Turmoisaid, “Since working with ITC and being a woman enterprise beneficiary of theirsupport through SITA(Supporting Indian Trade and Investment for Africa), the MitreekiInitiative and the SheTrades Initiative, we havebeen able to enter the export market very smoothly. Through the SME Trade Academywe have gained knowledge and skills in export and international trade and workclosely with consultants who have coached our enterprise.” As a result of ITC’ssupport Eldo Tea has acquired international tea supply contracts and hasexpanded into supplying herbs and spices; thus supporting local economic diversificationand development, poverty alleviation and gender equality.

Caroline Turmoi

The co-founders’ next goal is to own and operate a tea processing facility so they will be able to process and pack tea, thereby being able to oversee each step in-between source and cup.
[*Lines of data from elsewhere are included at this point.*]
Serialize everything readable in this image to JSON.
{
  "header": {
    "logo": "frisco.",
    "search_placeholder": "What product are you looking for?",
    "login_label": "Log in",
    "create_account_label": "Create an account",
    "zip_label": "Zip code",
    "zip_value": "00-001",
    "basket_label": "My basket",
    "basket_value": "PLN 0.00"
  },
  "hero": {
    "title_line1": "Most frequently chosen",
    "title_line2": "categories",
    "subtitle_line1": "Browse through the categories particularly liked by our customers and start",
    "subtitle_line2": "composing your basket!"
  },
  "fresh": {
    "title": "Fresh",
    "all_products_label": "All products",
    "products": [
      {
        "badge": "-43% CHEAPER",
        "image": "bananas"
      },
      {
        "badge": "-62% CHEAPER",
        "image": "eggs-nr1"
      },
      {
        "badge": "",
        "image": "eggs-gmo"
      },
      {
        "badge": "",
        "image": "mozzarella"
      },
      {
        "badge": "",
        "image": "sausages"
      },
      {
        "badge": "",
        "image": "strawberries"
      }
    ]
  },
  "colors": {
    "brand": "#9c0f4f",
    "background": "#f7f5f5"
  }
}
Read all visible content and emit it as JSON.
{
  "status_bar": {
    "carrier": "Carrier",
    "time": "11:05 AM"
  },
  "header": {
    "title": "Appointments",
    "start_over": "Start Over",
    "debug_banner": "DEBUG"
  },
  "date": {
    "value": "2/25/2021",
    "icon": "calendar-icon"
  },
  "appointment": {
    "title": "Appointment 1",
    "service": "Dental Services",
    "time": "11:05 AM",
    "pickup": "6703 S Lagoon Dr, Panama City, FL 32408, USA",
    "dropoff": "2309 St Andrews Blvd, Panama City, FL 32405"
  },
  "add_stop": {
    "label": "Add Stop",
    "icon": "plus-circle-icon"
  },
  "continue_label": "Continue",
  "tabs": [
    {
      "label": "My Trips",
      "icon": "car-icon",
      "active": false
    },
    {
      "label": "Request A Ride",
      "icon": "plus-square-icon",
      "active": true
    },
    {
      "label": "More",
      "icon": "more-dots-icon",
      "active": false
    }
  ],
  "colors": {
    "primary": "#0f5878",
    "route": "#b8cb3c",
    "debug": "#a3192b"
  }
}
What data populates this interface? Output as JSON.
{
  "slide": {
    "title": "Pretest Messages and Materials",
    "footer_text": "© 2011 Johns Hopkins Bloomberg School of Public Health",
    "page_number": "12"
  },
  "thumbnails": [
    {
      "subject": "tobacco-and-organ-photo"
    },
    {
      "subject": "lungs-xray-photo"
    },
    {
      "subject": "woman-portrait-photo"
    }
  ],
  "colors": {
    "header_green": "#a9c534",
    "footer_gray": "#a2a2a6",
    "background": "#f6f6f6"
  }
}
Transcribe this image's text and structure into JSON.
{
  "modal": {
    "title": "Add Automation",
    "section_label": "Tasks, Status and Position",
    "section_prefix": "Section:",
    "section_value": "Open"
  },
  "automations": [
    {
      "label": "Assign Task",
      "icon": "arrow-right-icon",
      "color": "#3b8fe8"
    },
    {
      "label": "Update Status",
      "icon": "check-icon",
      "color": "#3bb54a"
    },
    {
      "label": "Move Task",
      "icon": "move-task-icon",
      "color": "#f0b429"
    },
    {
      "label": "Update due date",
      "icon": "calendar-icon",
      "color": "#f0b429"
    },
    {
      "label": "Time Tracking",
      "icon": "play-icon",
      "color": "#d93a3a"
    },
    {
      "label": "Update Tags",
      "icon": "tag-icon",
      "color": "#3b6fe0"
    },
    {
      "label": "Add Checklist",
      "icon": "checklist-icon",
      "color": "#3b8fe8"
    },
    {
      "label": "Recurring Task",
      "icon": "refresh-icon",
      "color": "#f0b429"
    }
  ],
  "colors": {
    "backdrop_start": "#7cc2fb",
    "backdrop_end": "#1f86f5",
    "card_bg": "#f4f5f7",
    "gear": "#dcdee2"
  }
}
They have acquired two acres of land and are currently in the midst of the approval process with the Tea Directorate of Kenya, which has to provide a manufacturing license before construction can commence. Sainna anticipates progress will ensue within the next three months.
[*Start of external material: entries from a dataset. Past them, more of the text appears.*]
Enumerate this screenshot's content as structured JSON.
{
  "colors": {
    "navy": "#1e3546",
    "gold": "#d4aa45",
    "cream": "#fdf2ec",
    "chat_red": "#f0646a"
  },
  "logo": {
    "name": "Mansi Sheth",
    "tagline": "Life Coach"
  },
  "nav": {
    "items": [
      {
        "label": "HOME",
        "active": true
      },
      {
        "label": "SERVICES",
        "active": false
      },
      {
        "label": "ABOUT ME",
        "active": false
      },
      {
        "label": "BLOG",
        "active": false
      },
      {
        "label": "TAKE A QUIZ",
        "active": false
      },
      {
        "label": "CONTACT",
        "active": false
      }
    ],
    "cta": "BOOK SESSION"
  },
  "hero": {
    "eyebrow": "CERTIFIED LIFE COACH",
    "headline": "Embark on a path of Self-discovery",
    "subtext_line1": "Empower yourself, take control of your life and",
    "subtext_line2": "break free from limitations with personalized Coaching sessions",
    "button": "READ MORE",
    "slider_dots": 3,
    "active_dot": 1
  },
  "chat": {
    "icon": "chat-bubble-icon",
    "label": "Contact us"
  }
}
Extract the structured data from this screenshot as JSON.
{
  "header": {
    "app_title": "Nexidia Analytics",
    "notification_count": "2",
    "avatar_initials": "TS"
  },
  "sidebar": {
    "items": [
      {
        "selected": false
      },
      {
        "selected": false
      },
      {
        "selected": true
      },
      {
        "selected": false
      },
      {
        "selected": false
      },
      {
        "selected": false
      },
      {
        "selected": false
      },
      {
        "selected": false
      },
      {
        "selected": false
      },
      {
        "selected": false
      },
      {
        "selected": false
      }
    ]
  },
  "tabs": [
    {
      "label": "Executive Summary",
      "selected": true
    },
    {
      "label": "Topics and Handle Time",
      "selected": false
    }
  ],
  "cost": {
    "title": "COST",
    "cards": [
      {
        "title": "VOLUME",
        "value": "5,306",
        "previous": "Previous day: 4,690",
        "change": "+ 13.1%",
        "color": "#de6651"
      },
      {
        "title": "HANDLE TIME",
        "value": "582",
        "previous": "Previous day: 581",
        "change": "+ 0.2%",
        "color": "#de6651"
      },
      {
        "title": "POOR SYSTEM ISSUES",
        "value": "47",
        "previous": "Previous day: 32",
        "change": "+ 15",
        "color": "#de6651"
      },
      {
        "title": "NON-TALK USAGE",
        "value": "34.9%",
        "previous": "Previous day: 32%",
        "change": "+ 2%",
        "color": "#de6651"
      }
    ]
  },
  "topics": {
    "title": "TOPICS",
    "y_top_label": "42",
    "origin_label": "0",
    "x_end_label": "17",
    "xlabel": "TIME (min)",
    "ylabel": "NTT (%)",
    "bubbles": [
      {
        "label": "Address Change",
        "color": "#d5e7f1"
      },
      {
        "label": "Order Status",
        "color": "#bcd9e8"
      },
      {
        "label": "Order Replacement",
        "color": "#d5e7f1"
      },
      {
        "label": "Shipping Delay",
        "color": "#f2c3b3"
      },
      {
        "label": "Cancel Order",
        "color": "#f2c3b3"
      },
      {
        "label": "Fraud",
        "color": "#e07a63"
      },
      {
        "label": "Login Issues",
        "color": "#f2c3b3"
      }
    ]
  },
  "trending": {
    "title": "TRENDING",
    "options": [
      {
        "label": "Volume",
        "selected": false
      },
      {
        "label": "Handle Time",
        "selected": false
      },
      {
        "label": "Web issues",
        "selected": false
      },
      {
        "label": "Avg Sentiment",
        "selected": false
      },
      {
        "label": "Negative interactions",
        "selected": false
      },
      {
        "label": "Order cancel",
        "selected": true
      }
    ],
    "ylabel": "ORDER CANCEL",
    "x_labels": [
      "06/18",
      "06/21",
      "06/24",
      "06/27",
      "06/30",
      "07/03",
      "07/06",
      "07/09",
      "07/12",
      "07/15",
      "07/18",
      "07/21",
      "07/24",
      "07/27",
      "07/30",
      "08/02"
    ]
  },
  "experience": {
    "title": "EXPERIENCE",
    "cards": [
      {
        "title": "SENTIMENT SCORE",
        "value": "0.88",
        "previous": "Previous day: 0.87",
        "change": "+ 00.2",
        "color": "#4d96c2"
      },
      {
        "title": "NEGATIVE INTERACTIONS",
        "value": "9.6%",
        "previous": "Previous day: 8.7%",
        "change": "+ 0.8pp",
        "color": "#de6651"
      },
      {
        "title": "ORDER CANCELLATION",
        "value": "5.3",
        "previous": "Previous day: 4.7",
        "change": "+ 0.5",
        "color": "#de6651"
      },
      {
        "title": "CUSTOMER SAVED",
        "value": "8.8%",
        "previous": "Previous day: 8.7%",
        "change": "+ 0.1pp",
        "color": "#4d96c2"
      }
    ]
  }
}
They also intend to increase the number of farmers from whomthey source goods while continuing to develop into an international brand supplyingtraceable, single origin, sustainably produced specialty teas.

Sainna said, “We’re very grateful to the UN through the ITCplatform for the process they’ve given us allowing us to access theinternational market. We will continue to work with them and the farmers andcontinue to send good products to the market. Economically and sociallyeverybody is happy.”

The ITC initiative will expand to six Central Americancountries: Guatemala, Honduras, Nicaragua, Costa Rica, El Salvador and Panamawhere Staechelin will work with 60 women-owned companies.

Kisasowe Farm in Kenya (Photo courtesy of Caroline Turmoi and the ITC SITA Mitreeki Initiative)

“I really think it’s time for technology to be used for thebenefit of more people. It’s not quite there, but it’s getting to a betterplace,” Staechelin said. “We just need to keep pushing and keep going and seewhere this is in 15 years.”

The online EBay stores for the Kenyan women entrepreneurscan be found at: https://ebay-discoveries.com/africa/

Visit Eldo Tea’s Twitter page @eldotea and Facebook page: https://www.facebook.com/eldotea/.